That lush greenery in the middle of the picture is the oxalis. Not so long ago, the entire yard looked like that, all four quadrants of the garden were just FILLED with the stuff. I couldn't poison it - that's a TERRIBLE idea when you're just about to plant vegetables - and I couldn't just whack off the tops with a weed whacker. That would leave the roots and bulbs belowground to regenerate. So I had to deal with it the long, slow tedious route. I had to pull it all out by hand.
After the first few handfuls, I noticed that only the tops were breaking away, so I sprinkled the area with water and let it soak in for a few minutes, then started plucking them again. This time not only did it go much faster, but the entire root came out with every pluck. Only about 10% of the plants broke off at the top, so I'll still have to go back every week and yank any newbies that have grown in, but that's 90% less work than I'd have to do otherwise, so I'm fine with that.
To the left of the dark wedge is the onion patch. I already have reds and yellows growing there, but I left just enough room at the outside for two more rows of Leeks and shallots.
On the right of the wedge is the cabbage patch. I only seem to have enough room for red cabbage this year, but maybe I'll pop in a green cabbage seed if a red doesn't make it. A friend from Hunary just gave me her wonderful recipe for sweet red cabbage. My mouth is just watering thinking about it! I can't wait until I can sacrifice one of these cabbages to my pot!
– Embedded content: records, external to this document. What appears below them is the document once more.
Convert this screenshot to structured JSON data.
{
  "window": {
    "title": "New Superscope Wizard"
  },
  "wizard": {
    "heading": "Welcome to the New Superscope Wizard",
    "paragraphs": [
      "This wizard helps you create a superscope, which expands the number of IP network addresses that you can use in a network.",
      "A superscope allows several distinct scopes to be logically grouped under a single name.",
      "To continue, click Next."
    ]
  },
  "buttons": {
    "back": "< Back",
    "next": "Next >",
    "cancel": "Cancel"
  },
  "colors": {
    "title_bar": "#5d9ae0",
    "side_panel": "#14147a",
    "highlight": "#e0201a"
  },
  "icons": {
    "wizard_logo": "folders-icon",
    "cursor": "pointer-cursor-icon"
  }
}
Directly across the point of this dark wedge of soil is where I'll be growing another heirloom oddity, Romanesco Broccoli. It looks beautiful, doesn't it?
All those marvelous little turrets and spirals, and it's lovely apple-green color. I'm sure it would be wonderful steamed and dipped in gravy, or stir-fried. There are lots of recipes I'd like to try. But most of all I think it will look mysterious and exotic in the garden.
Park Seeds, The Victory Seed Company, and Botanical Interests all sell high-quality heirloom and organic seeds. Renee's Seeds have always been a favorite because I'm a very indecisive person. I want five different kinds of peppers or beets in my garden, but I don't want to buy five different packets of seeds. Renees sells wonderful mixed seeds in a single packet, all color coded so you don't pay for five and yet wind up with only two in your garden anyway. Botanical Interests does the same thing but now to the degree that Renee's does.